2. Keeping states
In this section, you will keep the state of the heart rate readings from the patient data stream. For each new tuple that comes in, you will calculate the moving average of the last 10 tuples.
You can continue your development for this step in the same coding cell as the previous step.
- Import the getReadingValue function from the ingest.Observation module.
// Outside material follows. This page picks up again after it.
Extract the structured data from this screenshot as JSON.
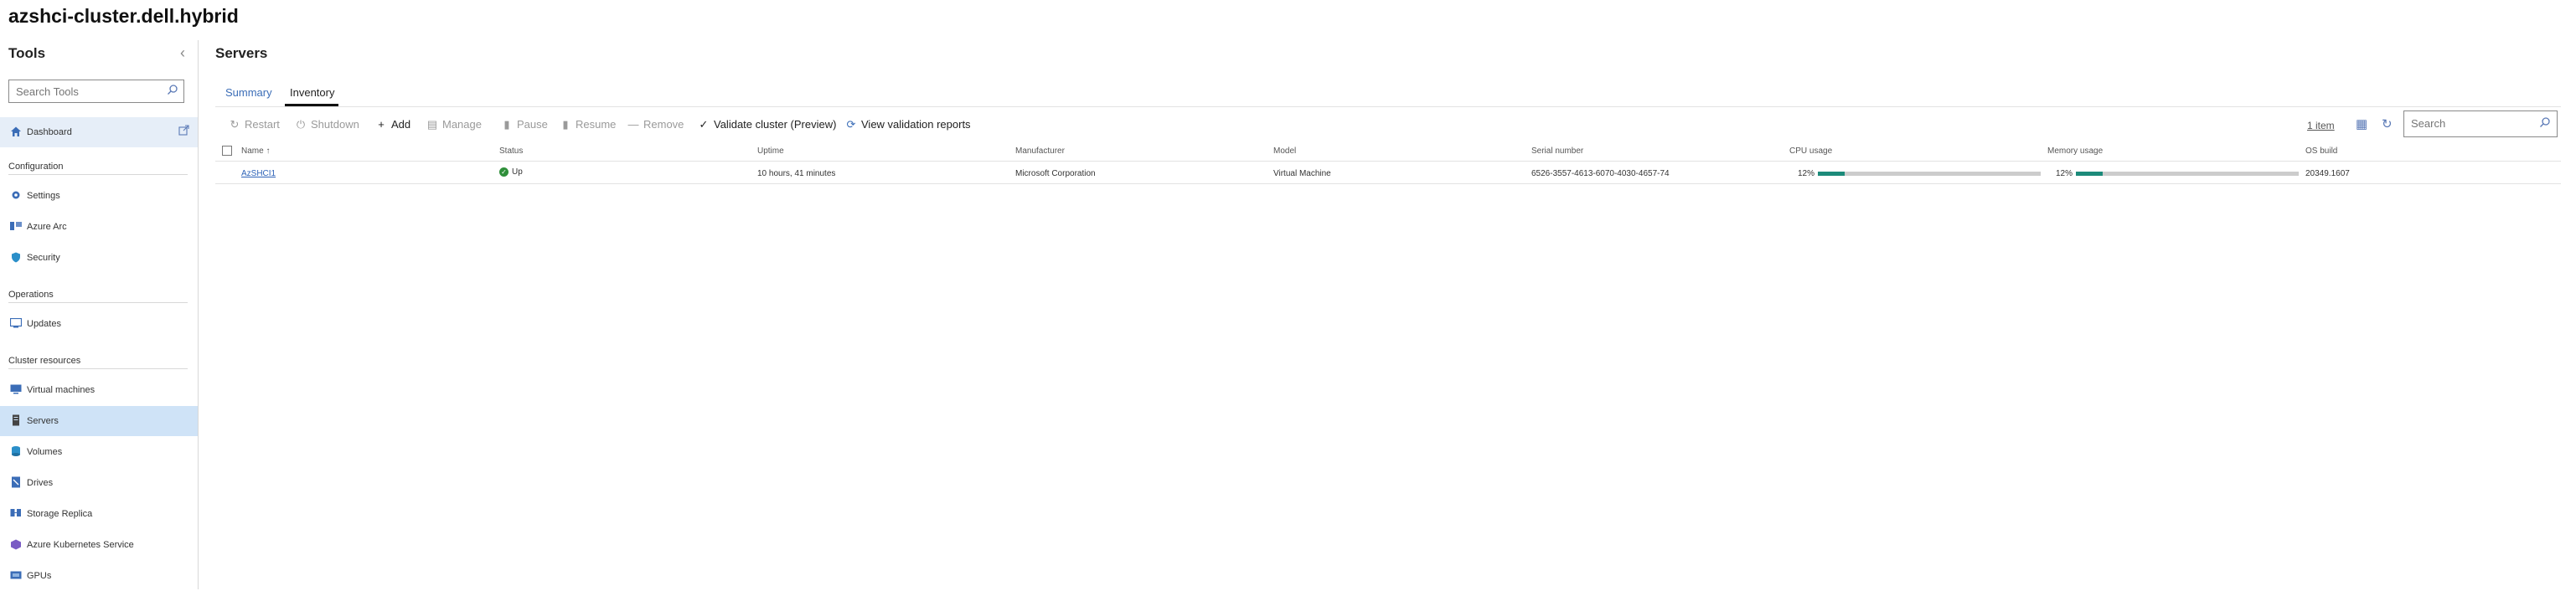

It takes a tuple as input and returns the reading value for you.
- Create a new callable class called Avg.
- Specify the __init__ function:
- Give it one parameter: n
- Declare two variables: n for the number of tuples to average (assigned from the input) and last_n that will store a list of the last n tuples, which will be empty when initialized.
def __init__ (self, n):
self.n = n
self.last_n = 
- Specify the
- Give it one parameter: tuple
- Append the heart rate reading of the input tuple to the list by using the getReadingValue function:
- If the length of the list is greater than n, pop the oldest tuple in the list
- Return the average of all the values in the list:
Your completed Avg class should look like this:
- Using your new class, calculate the moving average heart rate for the last 10 tuples. Call the new stream avgHr.
avgHr = heartRate.map(Avg(10))
- Make the appropriate downstream changes to your code.
- Submit over Bluemix, run the cell, and view your output.When you run the application, the patient’s data will not appear anymore. Instead, you will have an output of the average heart rate readings.That’s the end of this lab. Now your application is fully functional. Not only does it anonymize and select important data from the input stream, it also performs an aggregation of this data and returns its real-time average value, greatly simplifying the output. In the next and final lab, you’ll have the chance to use MatPlotLib to visualize this data on the Python Notebook.